Start of Source information
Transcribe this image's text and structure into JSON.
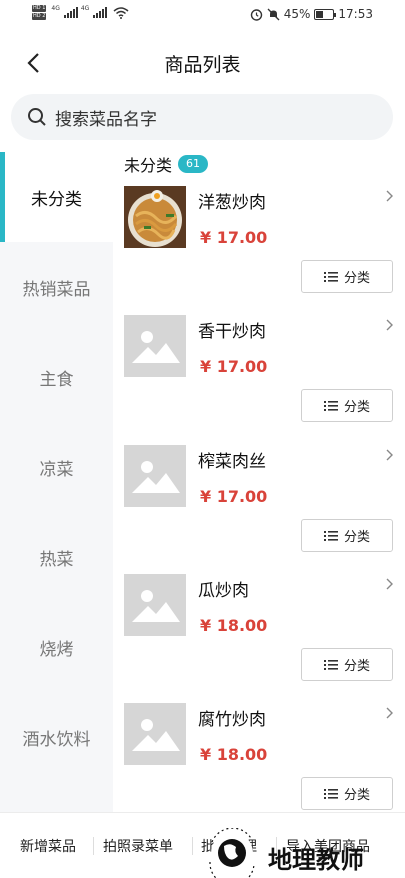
{
  "status_bar": {
    "hd1": "HD 1",
    "hd2": "HD 2",
    "net1": "4G",
    "net2": "4G",
    "battery": "45%",
    "battery_level": 0.45,
    "time": "17:53"
  },
  "header": {
    "title": "商品列表",
    "back_icon": "chevron-left-icon"
  },
  "search": {
    "placeholder": "搜索菜品名字",
    "icon": "search-icon"
  },
  "sidebar": {
    "items": [
      {
        "label": "未分类",
        "active": true
      },
      {
        "label": "热销菜品",
        "active": false
      },
      {
        "label": "主食",
        "active": false
      },
      {
        "label": "凉菜",
        "active": false
      },
      {
        "label": "热菜",
        "active": false
      },
      {
        "label": "烧烤",
        "active": false
      },
      {
        "label": "酒水饮料",
        "active": false
      }
    ]
  },
  "group": {
    "title": "未分类",
    "count": "61"
  },
  "items": [
    {
      "name": "洋葱炒肉",
      "price": "¥ 17.00",
      "category_label": "分类",
      "has_photo": true
    },
    {
      "name": "香干炒肉",
      "price": "¥ 17.00",
      "category_label": "分类",
      "has_photo": false
    },
    {
      "name": "榨菜肉丝",
      "price": "¥ 17.00",
      "category_label": "分类",
      "has_photo": false
    },
    {
      "name": "瓜炒肉",
      "price": "¥ 18.00",
      "category_label": "分类",
      "has_photo": false
    },
    {
      "name": "腐竹炒肉",
      "price": "¥ 18.00",
      "category_label": "分类",
      "has_photo": false
    }
  ],
  "bottom_bar": {
    "add": "新增菜品",
    "photo": "拍照录菜单",
    "manage": "批量管理",
    "import": "导入美团商品"
  },
  "watermark": {
    "text": "地理教师"
  },
  "colors": {
    "accent": "#2ab7c6",
    "price": "#d9433a",
    "sidebar_bg": "#f6f7f9"
  }
}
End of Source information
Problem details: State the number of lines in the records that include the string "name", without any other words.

Written solution: 5